▶ _Work to be completed_: Each entry needs to be reproduced exactly as it is.

___ Data for this task

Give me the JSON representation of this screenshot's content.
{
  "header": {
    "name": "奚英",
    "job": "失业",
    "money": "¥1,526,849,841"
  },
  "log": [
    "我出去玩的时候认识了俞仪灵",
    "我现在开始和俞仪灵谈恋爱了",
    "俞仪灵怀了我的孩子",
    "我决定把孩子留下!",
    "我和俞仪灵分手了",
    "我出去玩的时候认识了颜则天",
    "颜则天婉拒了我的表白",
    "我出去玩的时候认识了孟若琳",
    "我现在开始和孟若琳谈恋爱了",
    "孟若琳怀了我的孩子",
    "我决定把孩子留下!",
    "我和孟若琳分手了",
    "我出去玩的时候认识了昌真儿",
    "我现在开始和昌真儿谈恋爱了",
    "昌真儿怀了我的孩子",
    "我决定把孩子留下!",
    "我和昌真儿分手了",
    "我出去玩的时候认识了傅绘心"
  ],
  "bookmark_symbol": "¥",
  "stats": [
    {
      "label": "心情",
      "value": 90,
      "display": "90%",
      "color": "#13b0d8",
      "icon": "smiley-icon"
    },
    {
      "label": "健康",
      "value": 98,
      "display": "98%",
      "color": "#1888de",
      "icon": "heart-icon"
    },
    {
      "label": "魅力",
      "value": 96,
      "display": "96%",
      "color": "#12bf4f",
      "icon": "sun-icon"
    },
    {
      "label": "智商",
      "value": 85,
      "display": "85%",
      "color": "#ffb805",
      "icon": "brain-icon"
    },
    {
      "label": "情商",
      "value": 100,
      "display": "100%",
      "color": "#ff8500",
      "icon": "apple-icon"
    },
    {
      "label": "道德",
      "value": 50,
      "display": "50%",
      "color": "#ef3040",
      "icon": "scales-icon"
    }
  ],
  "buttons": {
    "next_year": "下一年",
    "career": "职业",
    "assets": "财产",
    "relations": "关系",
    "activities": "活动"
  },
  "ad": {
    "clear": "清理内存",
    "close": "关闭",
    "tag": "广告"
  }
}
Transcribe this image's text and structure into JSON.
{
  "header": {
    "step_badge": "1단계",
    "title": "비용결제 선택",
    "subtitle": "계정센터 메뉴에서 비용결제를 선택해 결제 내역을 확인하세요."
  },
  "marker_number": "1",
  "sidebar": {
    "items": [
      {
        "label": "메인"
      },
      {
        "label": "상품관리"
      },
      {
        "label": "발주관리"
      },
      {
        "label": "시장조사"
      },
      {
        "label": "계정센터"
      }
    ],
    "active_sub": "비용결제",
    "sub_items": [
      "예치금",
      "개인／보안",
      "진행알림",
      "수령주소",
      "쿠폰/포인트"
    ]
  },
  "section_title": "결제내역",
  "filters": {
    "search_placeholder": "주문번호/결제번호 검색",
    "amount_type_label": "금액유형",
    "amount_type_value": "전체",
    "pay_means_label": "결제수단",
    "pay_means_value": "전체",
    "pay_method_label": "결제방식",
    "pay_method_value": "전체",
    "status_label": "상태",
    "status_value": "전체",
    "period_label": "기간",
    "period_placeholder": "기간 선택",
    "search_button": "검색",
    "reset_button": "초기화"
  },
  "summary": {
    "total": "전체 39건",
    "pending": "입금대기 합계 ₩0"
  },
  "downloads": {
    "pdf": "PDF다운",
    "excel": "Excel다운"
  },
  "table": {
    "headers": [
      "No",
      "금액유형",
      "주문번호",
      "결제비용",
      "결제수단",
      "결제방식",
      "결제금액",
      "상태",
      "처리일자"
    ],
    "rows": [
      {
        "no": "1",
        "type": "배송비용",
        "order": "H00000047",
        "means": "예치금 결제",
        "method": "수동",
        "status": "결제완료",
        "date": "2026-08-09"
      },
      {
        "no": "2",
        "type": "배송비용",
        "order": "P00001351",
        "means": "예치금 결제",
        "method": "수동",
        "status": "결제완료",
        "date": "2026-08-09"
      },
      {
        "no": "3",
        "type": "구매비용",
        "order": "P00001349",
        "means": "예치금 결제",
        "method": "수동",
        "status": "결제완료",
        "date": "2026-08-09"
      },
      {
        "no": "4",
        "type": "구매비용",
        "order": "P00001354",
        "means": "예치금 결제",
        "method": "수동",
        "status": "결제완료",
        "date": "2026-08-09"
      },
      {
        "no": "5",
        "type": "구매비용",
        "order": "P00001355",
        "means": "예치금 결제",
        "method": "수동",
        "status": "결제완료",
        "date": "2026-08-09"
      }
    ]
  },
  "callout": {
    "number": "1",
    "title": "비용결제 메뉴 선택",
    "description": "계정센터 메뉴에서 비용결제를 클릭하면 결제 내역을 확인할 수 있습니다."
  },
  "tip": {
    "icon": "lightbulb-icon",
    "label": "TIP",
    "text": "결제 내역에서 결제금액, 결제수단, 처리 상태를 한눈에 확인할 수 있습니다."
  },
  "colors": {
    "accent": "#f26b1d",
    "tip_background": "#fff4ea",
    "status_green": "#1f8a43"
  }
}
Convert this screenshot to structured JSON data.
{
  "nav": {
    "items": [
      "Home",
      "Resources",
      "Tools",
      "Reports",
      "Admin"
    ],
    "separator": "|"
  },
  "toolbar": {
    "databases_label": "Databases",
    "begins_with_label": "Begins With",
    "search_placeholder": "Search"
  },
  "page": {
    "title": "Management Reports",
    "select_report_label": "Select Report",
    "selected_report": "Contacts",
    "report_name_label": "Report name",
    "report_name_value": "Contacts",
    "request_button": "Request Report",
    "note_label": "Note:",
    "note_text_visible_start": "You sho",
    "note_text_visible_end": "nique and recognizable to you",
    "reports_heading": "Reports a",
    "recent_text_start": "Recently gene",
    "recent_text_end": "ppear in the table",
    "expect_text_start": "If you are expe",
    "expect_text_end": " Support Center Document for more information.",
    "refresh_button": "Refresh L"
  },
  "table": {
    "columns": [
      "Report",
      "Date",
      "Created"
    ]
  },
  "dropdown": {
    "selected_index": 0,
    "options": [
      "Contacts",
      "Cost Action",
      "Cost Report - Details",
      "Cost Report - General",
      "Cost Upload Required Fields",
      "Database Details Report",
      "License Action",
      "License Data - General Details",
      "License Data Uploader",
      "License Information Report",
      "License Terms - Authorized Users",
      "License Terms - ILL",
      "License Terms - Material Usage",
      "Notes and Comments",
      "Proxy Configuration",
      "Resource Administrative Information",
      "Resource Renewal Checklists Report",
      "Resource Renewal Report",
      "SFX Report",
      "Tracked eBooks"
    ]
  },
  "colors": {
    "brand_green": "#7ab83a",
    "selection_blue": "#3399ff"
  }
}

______

▶ _Response to this exercise_:
Give me the JSON representation of this screenshot's content.
{
  "header": {
    "name": "奚英",
    "job": "失业",
    "money": "¥1,526,849,841"
  },
  "log": [
    "我出去玩的时候认识了俞仪灵",
    "我现在开始和俞仪灵谈恋爱了",
    "俞仪灵怀了我的孩子",
    "我决定把孩子留下!",
    "我和俞仪灵分手了",
    "我出去玩的时候认识了颜则天",
    "颜则天婉拒了我的表白",
    "我出去玩的时候认识了孟若琳",
    "我现在开始和孟若琳谈恋爱了",
    "孟若琳怀了我的孩子",
    "我决定把孩子留下!",
    "我和孟若琳分手了",
    "我出去玩的时候认识了昌真儿",
    "我现在开始和昌真儿谈恋爱了",
    "昌真儿怀了我的孩子",
    "我决定把孩子留下!",
    "我和昌真儿分手了",
    "我出去玩的时候认识了傅绘心"
  ],
  "bookmark_symbol": "¥",
  "stats": [
    {
      "label": "心情",
      "value": 90,
      "display": "90%",
      "color": "#13b0d8",
      "icon": "smiley-icon"
    },
    {
      "label": "健康",
      "value": 98,
      "display": "98%",
      "color": "#1888de",
      "icon": "heart-icon"
    },
    {
      "label": "魅力",
      "value": 96,
      "display": "96%",
      "color": "#12bf4f",
      "icon": "sun-icon"
    },
    {
      "label": "智商",
      "value": 85,
      "display": "85%",
      "color": "#ffb805",
      "icon": "brain-icon"
    },
    {
      "label": "情商",
      "value": 100,
      "display": "100%",
      "color": "#ff8500",
      "icon": "apple-icon"
    },
    {
      "label": "道德",
      "value": 50,
      "display": "50%",
      "color": "#ef3040",
      "icon": "scales-icon"
    }
  ],
  "buttons": {
    "next_year": "下一年",
    "career": "职业",
    "assets": "财产",
    "relations": "关系",
    "activities": "活动"
  },
  "ad": {
    "clear": "清理内存",
    "close": "关闭",
    "tag": "广告"
  }
}
Transcribe this image's text and structure into JSON.
{
  "header": {
    "step_badge": "1단계",
    "title": "비용결제 선택",
    "subtitle": "계정센터 메뉴에서 비용결제를 선택해 결제 내역을 확인하세요."
  },
  "marker_number": "1",
  "sidebar": {
    "items": [
      {
        "label": "메인"
      },
      {
        "label": "상품관리"
      },
      {
        "label": "발주관리"
      },
      {
        "label": "시장조사"
      },
      {
        "label": "계정센터"
      }
    ],
    "active_sub": "비용결제",
    "sub_items": [
      "예치금",
      "개인／보안",
      "진행알림",
      "수령주소",
      "쿠폰/포인트"
    ]
  },
  "section_title": "결제내역",
  "filters": {
    "search_placeholder": "주문번호/결제번호 검색",
    "amount_type_label": "금액유형",
    "amount_type_value": "전체",
    "pay_means_label": "결제수단",
    "pay_means_value": "전체",
    "pay_method_label": "결제방식",
    "pay_method_value": "전체",
    "status_label": "상태",
    "status_value": "전체",
    "period_label": "기간",
    "period_placeholder": "기간 선택",
    "search_button": "검색",
    "reset_button": "초기화"
  },
  "summary": {
    "total": "전체 39건",
    "pending": "입금대기 합계 ₩0"
  },
  "downloads": {
    "pdf": "PDF다운",
    "excel": "Excel다운"
  },
  "table": {
    "headers": [
      "No",
      "금액유형",
      "주문번호",
      "결제비용",
      "결제수단",
      "결제방식",
      "결제금액",
      "상태",
      "처리일자"
    ],
    "rows": [
      {
        "no": "1",
        "type": "배송비용",
        "order": "H00000047",
        "means": "예치금 결제",
        "method": "수동",
        "status": "결제완료",
        "date": "2026-08-09"
      },
      {
        "no": "2",
        "type": "배송비용",
        "order": "P00001351",
        "means": "예치금 결제",
        "method": "수동",
        "status": "결제완료",
        "date": "2026-08-09"
      },
      {
        "no": "3",
        "type": "구매비용",
        "order": "P00001349",
        "means": "예치금 결제",
        "method": "수동",
        "status": "결제완료",
        "date": "2026-08-09"
      },
      {
        "no": "4",
        "type": "구매비용",
        "order": "P00001354",
        "means": "예치금 결제",
        "method": "수동",
        "status": "결제완료",
        "date": "2026-08-09"
      },
      {
        "no": "5",
        "type": "구매비용",
        "order": "P00001355",
        "means": "예치금 결제",
        "method": "수동",
        "status": "결제완료",
        "date": "2026-08-09"
      }
    ]
  },
  "callout": {
    "number": "1",
    "title": "비용결제 메뉴 선택",
    "description": "계정센터 메뉴에서 비용결제를 클릭하면 결제 내역을 확인할 수 있습니다."
  },
  "tip": {
    "icon": "lightbulb-icon",
    "label": "TIP",
    "text": "결제 내역에서 결제금액, 결제수단, 처리 상태를 한눈에 확인할 수 있습니다."
  },
  "colors": {
    "accent": "#f26b1d",
    "tip_background": "#fff4ea",
    "status_green": "#1f8a43"
  }
}
Convert this screenshot to structured JSON data.
{
  "nav": {
    "items": [
      "Home",
      "Resources",
      "Tools",
      "Reports",
      "Admin"
    ],
    "separator": "|"
  },
  "toolbar": {
    "databases_label": "Databases",
    "begins_with_label": "Begins With",
    "search_placeholder": "Search"
  },
  "page": {
    "title": "Management Reports",
    "select_report_label": "Select Report",
    "selected_report": "Contacts",
    "report_name_label": "Report name",
    "report_name_value": "Contacts",
    "request_button": "Request Report",
    "note_label": "Note:",
    "note_text_visible_start": "You sho",
    "note_text_visible_end": "nique and recognizable to you",
    "reports_heading": "Reports a",
    "recent_text_start": "Recently gene",
    "recent_text_end": "ppear in the table",
    "expect_text_start": "If you are expe",
    "expect_text_end": " Support Center Document for more information.",
    "refresh_button": "Refresh L"
  },
  "table": {
    "columns": [
      "Report",
      "Date",
      "Created"
    ]
  },
  "dropdown": {
    "selected_index": 0,
    "options": [
      "Contacts",
      "Cost Action",
      "Cost Report - Details",
      "Cost Report - General",
      "Cost Upload Required Fields",
      "Database Details Report",
      "License Action",
      "License Data - General Details",
      "License Data Uploader",
      "License Information Report",
      "License Terms - Authorized Users",
      "License Terms - ILL",
      "License Terms - Material Usage",
      "Notes and Comments",
      "Proxy Configuration",
      "Resource Administrative Information",
      "Resource Renewal Checklists Report",
      "Resource Renewal Report",
      "SFX Report",
      "Tracked eBooks"
    ]
  },
  "colors": {
    "brand_green": "#7ab83a",
    "selection_blue": "#3399ff"
  }
}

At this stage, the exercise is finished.